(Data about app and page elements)
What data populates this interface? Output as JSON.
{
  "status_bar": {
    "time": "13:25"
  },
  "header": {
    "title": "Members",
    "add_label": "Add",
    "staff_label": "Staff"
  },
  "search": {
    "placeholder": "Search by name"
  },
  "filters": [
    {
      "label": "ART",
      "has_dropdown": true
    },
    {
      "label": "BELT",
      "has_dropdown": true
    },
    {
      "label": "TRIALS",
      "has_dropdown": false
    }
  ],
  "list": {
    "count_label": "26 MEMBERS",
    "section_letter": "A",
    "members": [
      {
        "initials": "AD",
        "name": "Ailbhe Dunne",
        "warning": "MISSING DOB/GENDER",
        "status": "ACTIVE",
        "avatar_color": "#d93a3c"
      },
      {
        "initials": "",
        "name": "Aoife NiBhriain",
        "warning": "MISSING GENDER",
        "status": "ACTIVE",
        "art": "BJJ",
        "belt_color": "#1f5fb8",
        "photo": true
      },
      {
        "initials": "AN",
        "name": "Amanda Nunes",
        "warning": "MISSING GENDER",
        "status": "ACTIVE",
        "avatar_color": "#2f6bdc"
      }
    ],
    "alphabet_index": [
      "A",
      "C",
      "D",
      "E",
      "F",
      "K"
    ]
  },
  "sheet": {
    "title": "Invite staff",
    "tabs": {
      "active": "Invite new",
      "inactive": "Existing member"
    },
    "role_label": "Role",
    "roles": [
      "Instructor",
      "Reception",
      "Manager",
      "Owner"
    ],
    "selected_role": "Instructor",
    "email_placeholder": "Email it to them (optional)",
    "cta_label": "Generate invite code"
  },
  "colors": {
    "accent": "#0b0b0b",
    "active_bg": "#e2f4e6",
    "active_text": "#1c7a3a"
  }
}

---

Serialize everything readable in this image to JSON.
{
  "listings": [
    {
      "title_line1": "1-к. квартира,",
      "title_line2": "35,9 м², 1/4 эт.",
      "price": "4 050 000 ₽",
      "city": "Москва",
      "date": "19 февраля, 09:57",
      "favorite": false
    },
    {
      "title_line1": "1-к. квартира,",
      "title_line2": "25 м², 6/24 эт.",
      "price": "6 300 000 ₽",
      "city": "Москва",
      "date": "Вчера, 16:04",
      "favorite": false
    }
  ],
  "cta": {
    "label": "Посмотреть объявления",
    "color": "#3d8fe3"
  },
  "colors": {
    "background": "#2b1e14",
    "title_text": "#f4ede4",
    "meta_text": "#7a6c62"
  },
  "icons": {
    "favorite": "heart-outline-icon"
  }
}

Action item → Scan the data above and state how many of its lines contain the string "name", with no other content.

Solution → 4